After a successful launch and lots of positive support, I thought I’d write a little about another iconic design, the Moka Pot. In Europe you can practically get them on almost every street corner and its iconic design is copied by companies all over the world.
Moka Pot: Origins
The origin story on this one is a lot clearer than on the French Press. The Moka Pot was originally designed in Italy by Luigi de Ponti in 1933. Afterwards the model was patented by Alfonso Bialetti who then started mass producing it. The original Moka Express model was made from aluminum as the Italians tried to make it the “national metal”. The very same model is still being made to this day in a variety of different sizes. The Bialetti logo is actually a caricature of Alfonso Bialetti himself drawn up by Paul Campani in 1953.

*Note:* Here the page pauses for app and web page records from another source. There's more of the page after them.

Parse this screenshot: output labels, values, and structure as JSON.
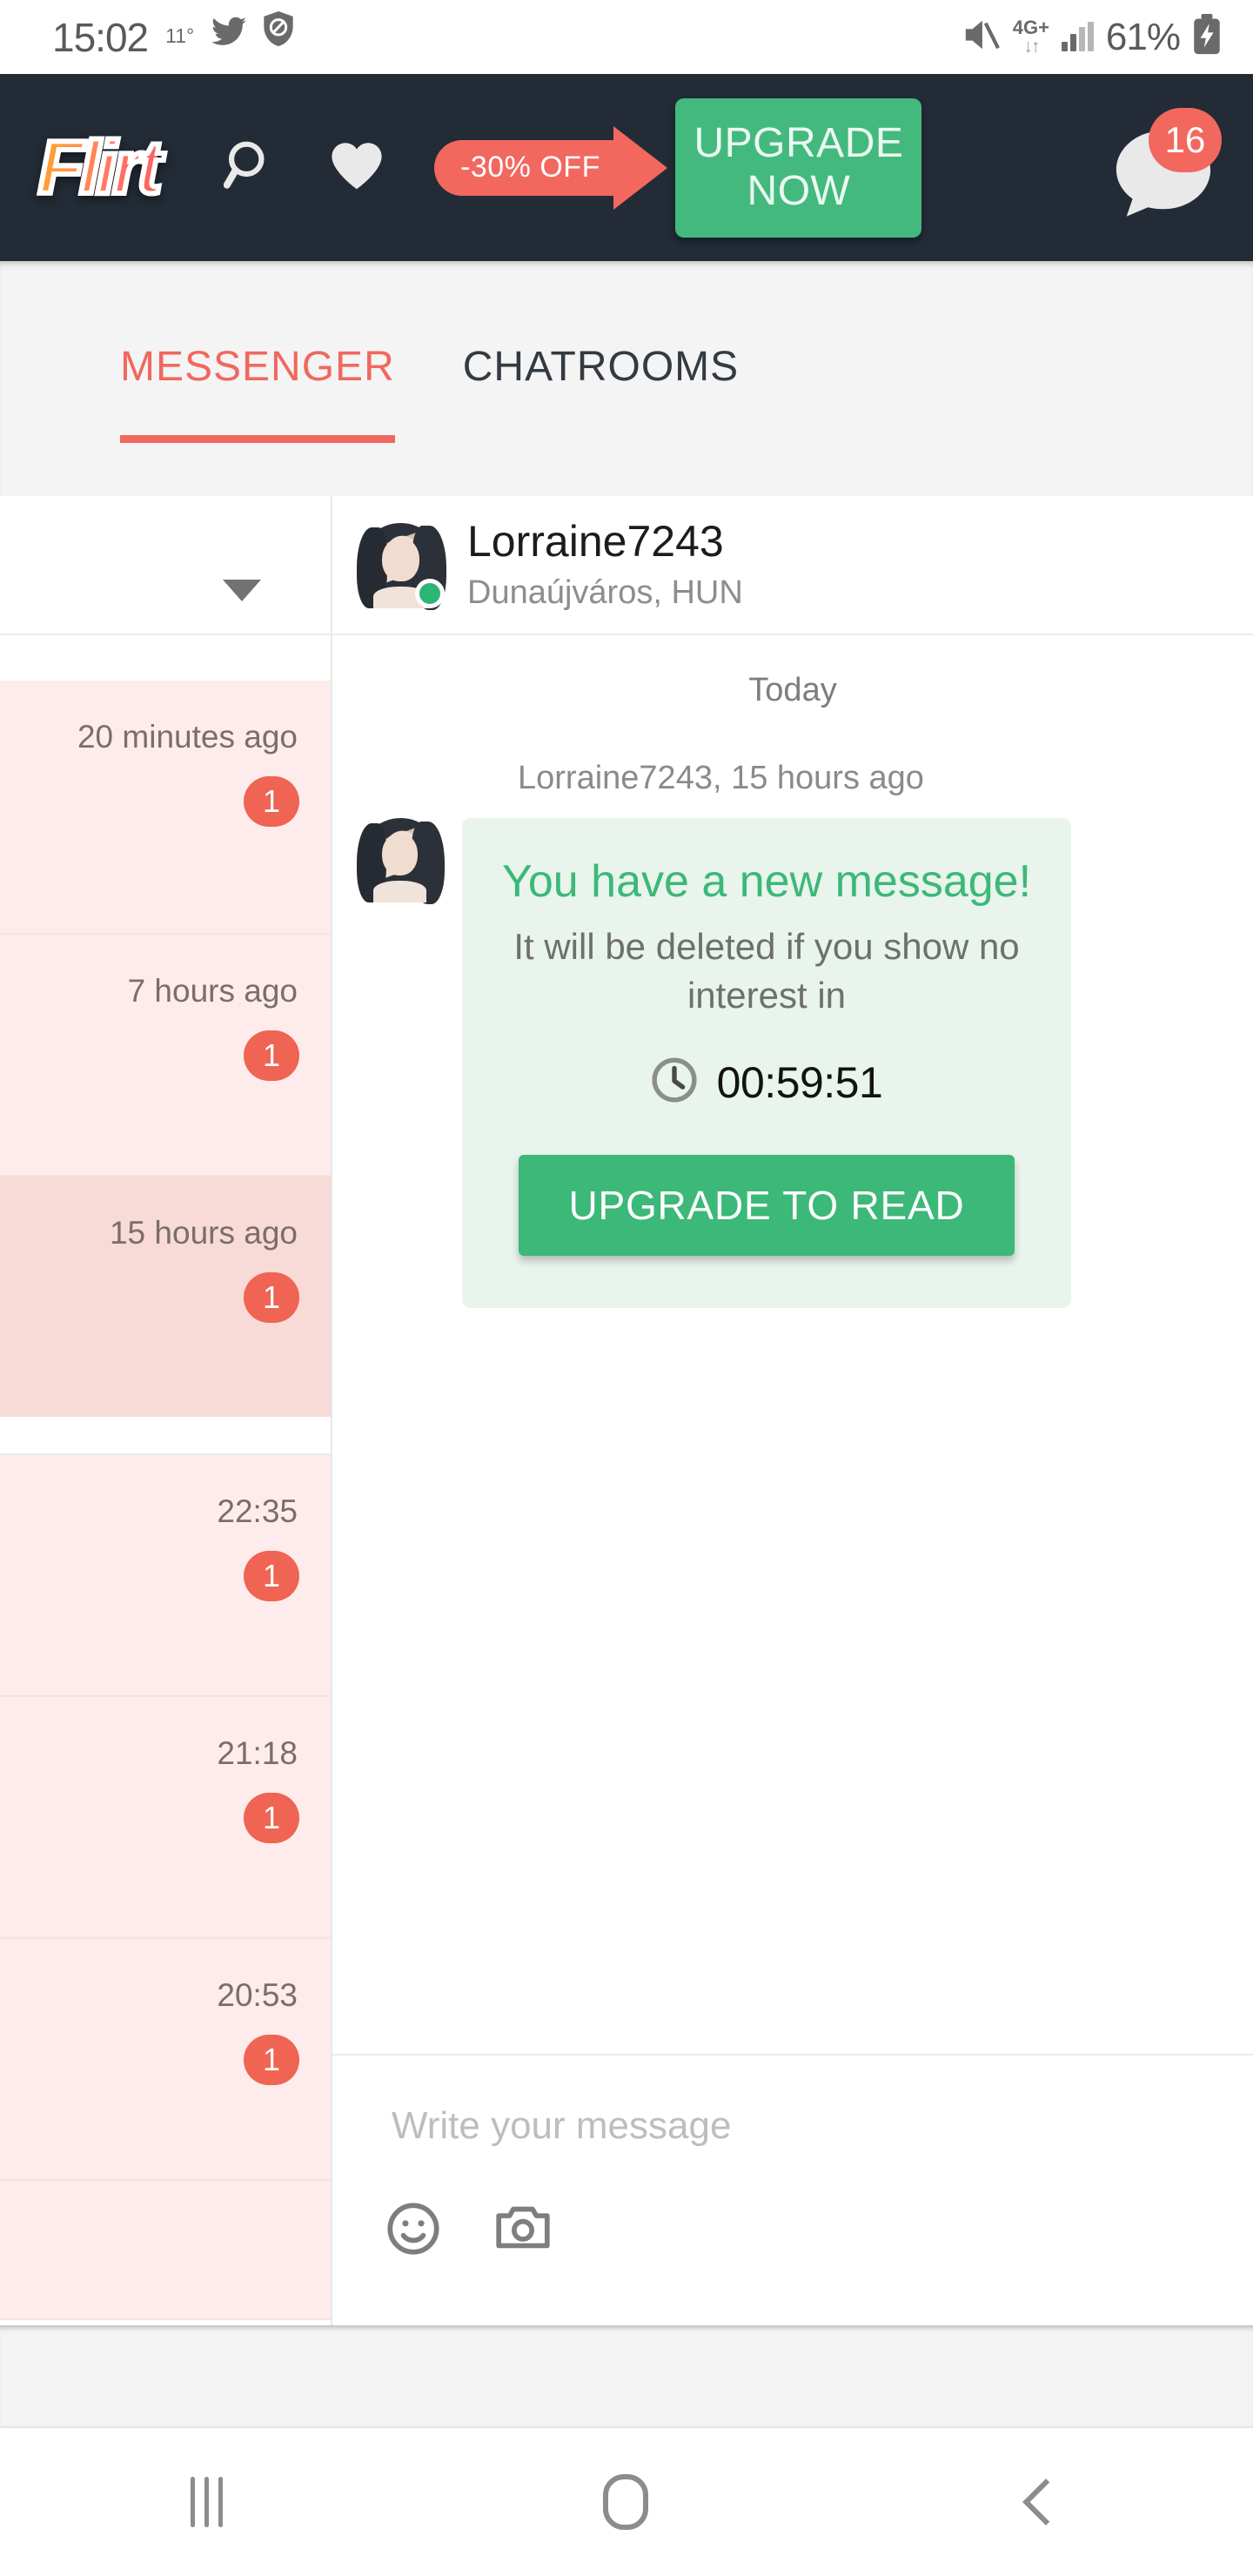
{
  "status_bar": {
    "time": "15:02",
    "temperature": "11°",
    "twitter_icon": "twitter-icon",
    "blocked_icon": "do-not-disturb-shield-icon",
    "mute_icon": "mute-icon",
    "network_type": "4G+",
    "data_arrows": "↓↑",
    "battery_percent": "61%",
    "battery_icon": "battery-charging-icon"
  },
  "app_header": {
    "logo_text": "Flirt",
    "search_icon": "search-icon",
    "favorites_icon": "heart-icon",
    "promo_label": "-30% OFF",
    "upgrade_label": "UPGRADE\nNOW",
    "upgrade_line1": "UPGRADE",
    "upgrade_line2": "NOW",
    "messages_icon": "chat-bubble-icon",
    "messages_badge": "16",
    "colors": {
      "bar_bg": "#222B36",
      "promo": "#F2685F",
      "upgrade": "#43B97E"
    }
  },
  "tabs": [
    {
      "label": "MESSENGER",
      "active": true
    },
    {
      "label": "CHATROOMS",
      "active": false
    }
  ],
  "conversation_list": {
    "dropdown_icon": "chevron-down-icon",
    "rows": [
      {
        "time": "20 minutes ago",
        "badge": "1",
        "selected": false
      },
      {
        "time": "7 hours ago",
        "badge": "1",
        "selected": false
      },
      {
        "time": "15 hours ago",
        "badge": "1",
        "selected": true
      },
      {
        "time": "22:35",
        "badge": "1",
        "selected": false
      },
      {
        "time": "21:18",
        "badge": "1",
        "selected": false
      },
      {
        "time": "20:53",
        "badge": "1",
        "selected": false
      }
    ]
  },
  "chat": {
    "name": "Lorraine7243",
    "location": "Dunaújváros, HUN",
    "online_status": "online",
    "day_separator": "Today",
    "message_meta": "Lorraine7243,  15 hours ago",
    "bubble": {
      "title": "You have a new message!",
      "subtitle": "It will be deleted if you show no interest in",
      "clock_icon": "clock-icon",
      "countdown": "00:59:51",
      "cta_label": "UPGRADE TO READ"
    },
    "composer": {
      "placeholder": "Write your message",
      "value": "",
      "emoji_icon": "smiley-icon",
      "camera_icon": "camera-icon"
    }
  },
  "nav_bar": {
    "recents_icon": "recents-icon",
    "home_icon": "home-icon",
    "back_icon": "back-chevron-icon"
  }
}
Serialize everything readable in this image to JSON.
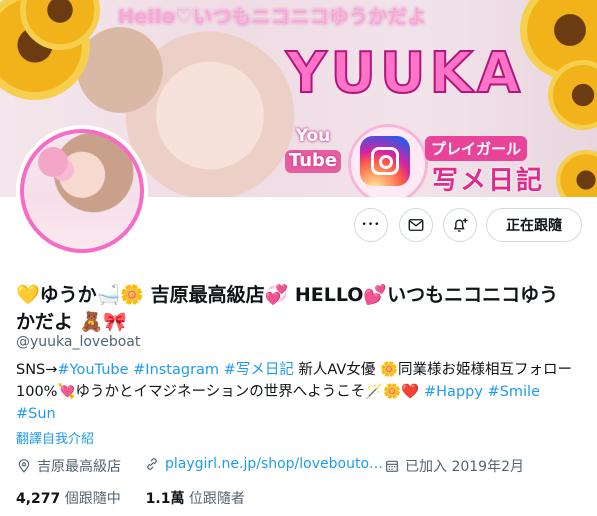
{
  "banner": {
    "greeting": "Hello♡いつもニコニコゆうかだよ",
    "name_logo": "YUUKA",
    "youtube_top": "You",
    "youtube_bottom": "Tube",
    "playgirl": "プレイガール",
    "diary": "写メ日記"
  },
  "actions": {
    "more": "•••",
    "follow_state": "正在跟隨"
  },
  "profile": {
    "display_name": "💛ゆうか🛁🌼 吉原最高級店💞 HELLO💕いつもニコニコゆうかだよ 🧸🎀",
    "handle": "@yuuka_loveboat",
    "bio": {
      "prefix": "SNS→",
      "tag_youtube": "#YouTube",
      "tag_instagram": "#Instagram",
      "tag_diary": "#写メ日記",
      "middle": " 新人AV女優 🌼同業様お姫様相互フォロー100%💘ゆうかとイマジネーションの世界へようこそ🪄🌼❤️ ",
      "tag_happy": "#Happy",
      "tag_smile": "#Smile",
      "tag_sun": "#Sun"
    },
    "translate_label": "翻譯自我介紹",
    "location": "吉原最高級店",
    "website": "playgirl.ne.jp/shop/lovebouto…",
    "joined": "已加入 2019年2月",
    "following_count": "4,277",
    "following_label": "個跟隨中",
    "followers_count": "1.1萬",
    "followers_label": "位跟隨者"
  },
  "colors": {
    "accent": "#1d9bf0",
    "secondary_text": "#536471",
    "border": "#cfd9de",
    "avatar_ring": "#f56bc6"
  }
}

The Moka Pot is also, probably even more commonly, known as a “Stovetop Espressomaker”. However, it doesn’t actually make espresso, sure there is a certain amount of pressure involved but not nearly enough to classify the extraction as espresso. Espresso is normally created by pushing water through coffee grounds under ~9 bars of pressure, a Moka Pot will generally create no more than ~1.5 bars.
Water, coffee, heat
The Moka Pot consists of three parts, the bottom part that holds the water, the filterbasket holding the coffee grounds and the collection chamber. The water from the bottom chamber, is heated by either an external heat source or electrically if you have an electrical version of the Moka Pot. As the temperature in this boiler of sorts rises, so does the pressure inside it. Eventually that very pressure sends the water upwards through the filterbasket into the collection chamber. The Moka Pot uses a significantly finer grind than a French Press, but not nearly as fine as you’d use in an espresso machine. Grounds that are too coarse will result in an under-extracted watery coffee but grounds that are too fine will create a over-extracted, strong and bitter coffee.
If the Moka Express doesn’t appear to be working at all there are a few possible causes. Most Moka Pots are still being made from aluminum, which means they’ll work on just about every heat source except for induction plates. Another cause could be that the coffee used is ground too fine which will stop the extraction dead in its tracks. Any pressure created will then be released through the pressure relief valve, a safety precaution. If you see that valve opening, turn off the heat, let the Moka Pot cool down and under no circumstance open it. Once the Moka Pot is cooled down you can empty and clean it and then try again with a coarser grind.
The Moka Pot is probably one of the simplest devices to use but you still need a few supplies.
- Moka Pot
- Freshly roasted coffee (whole beans)
Step by Step
- Pre-heat the water (below boiling)
- When warm, fill the bottom chamber right up to the maximum level mark, which is usually just below the pressure relief valve, with the warm water
- Pre-heat the cup by pouring a little bit of hot water into it
- Grind the freshly roasted beans to medium fine grounds
- Fill the filterbasket all the way up, do not compress the grounds!
- Place the filterbasket into the bottom chamber and make sure the edges are clean
- Screw on the collection chamber
- Place the Moka Pot on the hotplate or stovetop using a medium heat
- With the lid open wait for the coffee to flow up through the riser
- When the flow of coffee starts to slow down or turns yellow (blonding), turn off the heat and close the lid
- To stop the extraction process remove the Moka Pot from the heat source and cool the bottom chamber under a steady stream of cold tapwater.
- Once the flow has stopped completely it’s time to pour some coffee into our cup
In this step by step I’m using a simple Moka Pot with an external heat source. If you have an electrical version replace step 8 with plugging in the power cord and, possibly, switching the Moka Pot on. Never use an electrical Moka Pot on an external heat source as you will damage the Moka Pot doing so.
While not entirely essential, it is recommended to pre-heat the water in a separate kettle prior to pouring it into the bottom chamber. If you use cold water to start the extraction with, the ground coffee will be in contact with heat and the aluminum for a much longer time. As a result of over-exposure the extracted coffee will have a more metallic and bitter taste to it.
There are only two variables in making quality coffee with a Moka Pot. One is the most obvious one, using good quality, freshly roasted whole coffee beans. The other variable is the coarseness of the grounds. Although there isn’t a whole lot of wiggle room, using coarser grounds will make the extraction less strong and bitter where finer grounds will result in a stronger, more bitter coffee. Keep in mind that the filter basket has to be filled all the way up, otherwise the coffee grounds will just swim around in the water and will not be extracted properly if at all.
Moka Pot coffee doesn’t have a specific name, its taste however is unlike any other. Moka Pot coffee is stronger than espresso and it contains more caffeine because the water is in contact with the coffee grounds for a longer time.
Many people find the taste of Moka Pot coffee too strong and add hot water to dilute the coffee to an acceptable level. You can use any leftover pre-heated water for exactly this purpose.
I’ll be enjoying my couple of cups Moka Pot coffee today while writing the next chapter in the Brewing Methods series. If you have any questions, suggestions or other comments please leave them below. If you found this article helpful please share it with as many people as you see fit.